Let me be clear I am not disregarding anyone's symptoms or struggles, nor am I ignoring them. I am attempting to contextualise things and share my experience, I understand not everything I say will be the same for everyone.

In the grand scheme of things do any of these things matter?

I would argue that they matter far less than you think, we attribute too much time to things we can't control, and this is valuable time that could be spent living life...


Whether the situation is good or bad, never forget how blessed you are to be alive. (I know I haven't always felt this way, or always valued life but it is the greatest gift we have)


FOCUS on what you CAN do!

Easier said then done, its VERY easy when you have CP to get down about the things you can not do, the things you struggle with, the things you have to adapt or the things you wish you could do.

I know I used to say the word "CAN'T" (A LOT) growing up. Eventually I was banned from saying this word by my mum (and I think it was beaten out of me lol :)

If you repeatedly tell yourself you "can't" do something, you never will, even if you are capable of doing so. Just because something is difficult it does not mean it is unachievable or that you are incable.

It MAY take you slightly longer (sometimes a lot longer), you MAY have to adapt things slightly, you MAY require assistance, BUT usually there is a way to work things out!

FOCUS on what you CAN do! (And don't say "Can't !)


Dealing with the TOUGH days...

- Firstly it's ok to have them!

Non-palsy people have tough days too! All humans have tough days!

- Slow progress is still progress!

Keep working hard at it! It might not happen straight away but you'll get there - don't be in a rush to succeed

- Reflect on how far you've come!

Last month there was probably something you said you couldn't do/ struggled with - now your doing it, a year ago you were a completely different person.

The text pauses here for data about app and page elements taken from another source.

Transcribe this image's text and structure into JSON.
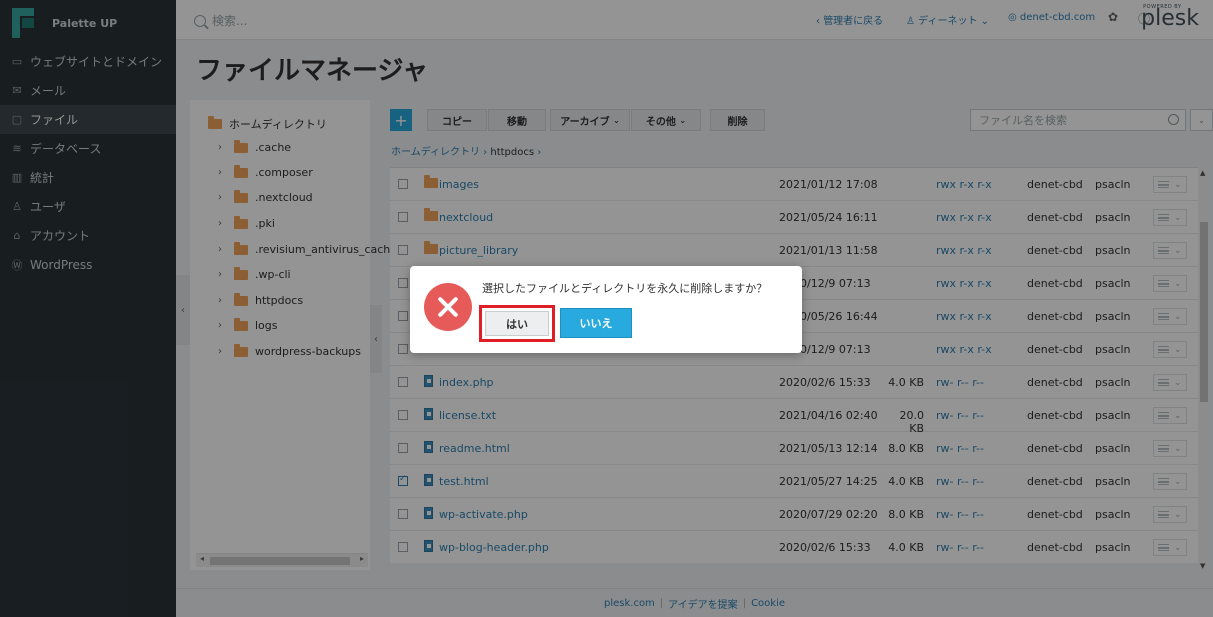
{
  "brand": {
    "name": "Palette UP"
  },
  "sidebar": {
    "items": [
      {
        "label": "ウェブサイトとドメイン",
        "icon": "monitor-icon",
        "active": false
      },
      {
        "label": "メール",
        "icon": "mail-icon",
        "active": false
      },
      {
        "label": "ファイル",
        "icon": "folder-icon",
        "active": true
      },
      {
        "label": "データベース",
        "icon": "database-icon",
        "active": false
      },
      {
        "label": "統計",
        "icon": "chart-icon",
        "active": false
      },
      {
        "label": "ユーザ",
        "icon": "user-icon",
        "active": false
      },
      {
        "label": "アカウント",
        "icon": "account-icon",
        "active": false
      },
      {
        "label": "WordPress",
        "icon": "wordpress-icon",
        "active": false
      }
    ]
  },
  "header": {
    "search_placeholder": "検索...",
    "back_admin": "管理者に戻る",
    "account": "ディーネット",
    "domain": "denet-cbd.com",
    "powered_by": "POWERED BY",
    "plesk": "plesk"
  },
  "page": {
    "title": "ファイルマネージャ"
  },
  "tree": {
    "root": "ホームディレクトリ",
    "items": [
      ".cache",
      ".composer",
      ".nextcloud",
      ".pki",
      ".revisium_antivirus_cach",
      ".wp-cli",
      "httpdocs",
      "logs",
      "wordpress-backups"
    ]
  },
  "toolbar": {
    "add": "+",
    "copy": "コピー",
    "move": "移動",
    "archive": "アーカイブ",
    "other": "その他",
    "delete": "削除",
    "search_placeholder": "ファイル名を検索"
  },
  "breadcrumb": {
    "root": "ホームディレクトリ",
    "current": "httpdocs"
  },
  "files": [
    {
      "name": "images",
      "type": "folder",
      "date": "2021/01/12 17:08",
      "size": "",
      "perm": "rwx r-x r-x",
      "user": "denet-cbd",
      "group": "psacln",
      "checked": false
    },
    {
      "name": "nextcloud",
      "type": "folder",
      "date": "2021/05/24 16:11",
      "size": "",
      "perm": "rwx r-x r-x",
      "user": "denet-cbd",
      "group": "psacln",
      "checked": false
    },
    {
      "name": "picture_library",
      "type": "folder",
      "date": "2021/01/13 11:58",
      "size": "",
      "perm": "rwx r-x r-x",
      "user": "denet-cbd",
      "group": "psacln",
      "checked": false
    },
    {
      "name": "",
      "type": "folder",
      "date": "2020/12/9 07:13",
      "size": "",
      "perm": "rwx r-x r-x",
      "user": "denet-cbd",
      "group": "psacln",
      "checked": false
    },
    {
      "name": "",
      "type": "folder",
      "date": "2020/05/26 16:44",
      "size": "",
      "perm": "rwx r-x r-x",
      "user": "denet-cbd",
      "group": "psacln",
      "checked": false
    },
    {
      "name": "",
      "type": "folder",
      "date": "2020/12/9 07:13",
      "size": "",
      "perm": "rwx r-x r-x",
      "user": "denet-cbd",
      "group": "psacln",
      "checked": false
    },
    {
      "name": "index.php",
      "type": "file",
      "date": "2020/02/6 15:33",
      "size": "4.0 KB",
      "perm": "rw- r-- r--",
      "user": "denet-cbd",
      "group": "psacln",
      "checked": false
    },
    {
      "name": "license.txt",
      "type": "file",
      "date": "2021/04/16 02:40",
      "size": "20.0 KB",
      "perm": "rw- r-- r--",
      "user": "denet-cbd",
      "group": "psacln",
      "checked": false
    },
    {
      "name": "readme.html",
      "type": "file",
      "date": "2021/05/13 12:14",
      "size": "8.0 KB",
      "perm": "rw- r-- r--",
      "user": "denet-cbd",
      "group": "psacln",
      "checked": false
    },
    {
      "name": "test.html",
      "type": "file",
      "date": "2021/05/27 14:25",
      "size": "4.0 KB",
      "perm": "rw- r-- r--",
      "user": "denet-cbd",
      "group": "psacln",
      "checked": true
    },
    {
      "name": "wp-activate.php",
      "type": "file",
      "date": "2020/07/29 02:20",
      "size": "8.0 KB",
      "perm": "rw- r-- r--",
      "user": "denet-cbd",
      "group": "psacln",
      "checked": false
    },
    {
      "name": "wp-blog-header.php",
      "type": "file",
      "date": "2020/02/6 15:33",
      "size": "4.0 KB",
      "perm": "rw- r-- r--",
      "user": "denet-cbd",
      "group": "psacln",
      "checked": false
    }
  ],
  "footer": {
    "link1": "plesk.com",
    "link2": "アイデアを提案",
    "link3": "Cookie"
  },
  "dialog": {
    "message": "選択したファイルとディレクトリを永久に削除しますか？",
    "yes": "はい",
    "no": "いいえ"
  },
  "colors": {
    "accent": "#28aade",
    "danger": "#e75a5a",
    "highlight": "#e01e26",
    "sidebar": "#2a3338"
  }
}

You've come a long way from where you started and you've got a long journey ahead!

- TALK to someone! Find someone you can talk to about how your feeling, keeping it inside only does long term damage. P.S. I know its difficult - talking/opening up [ Trust me I know - I'm an Asian/Caribbean male; we don't do talking and we don't do disability ;[

Everyone sees me as this "super-hero", "inspirational", "Role-model", I coach, I'm an athlete, I'm a student, I'm a therapist, I work 5 jobs, I'm a disability advocate BLAH BLAH BLAH

I'm HUMAN, I struggle like anyone else, I have dark days. Some days I don't want to get out of bed. Some days I can't get out of bed. Some days I do nothing. Some days I'm down about my shakes. Some days I'm down about mobility. Some days I'm down about my CP.


Parents... Let me talk to you for a minute

Growing up I wasn't really that aware of my CP at home. We never spoke about it. My parent's never treated me any differently - I did everything my brothers did to the best of my ability (not disability). There was no talk of Cerebral Palsy or disability.

Whilst this was a hugely positive experience on reflection I'm not sure if I would advise this to other parents.

The most harrowing day and some of the most horrible experiences I have faced and others I know have faced, is when they become aware of their CP/ disability by others in the outside world. Usually in the form of BULLYING. It sucks! Its something I wasn't prepared for and something I never expected. I think the bullying started around age 5, it didn't stop till after 16/17 years old and it did its damage.

I understand parents only want to protect their children. Its noble, honourable, loving and caring. BUT you might be doing your child a dis-service in the long-term. You need to talk about Cerebral Palsy at home, as there will come a time when your child is made aware of their CP outside in the wrong way.


Lessons I've learn't from therapy...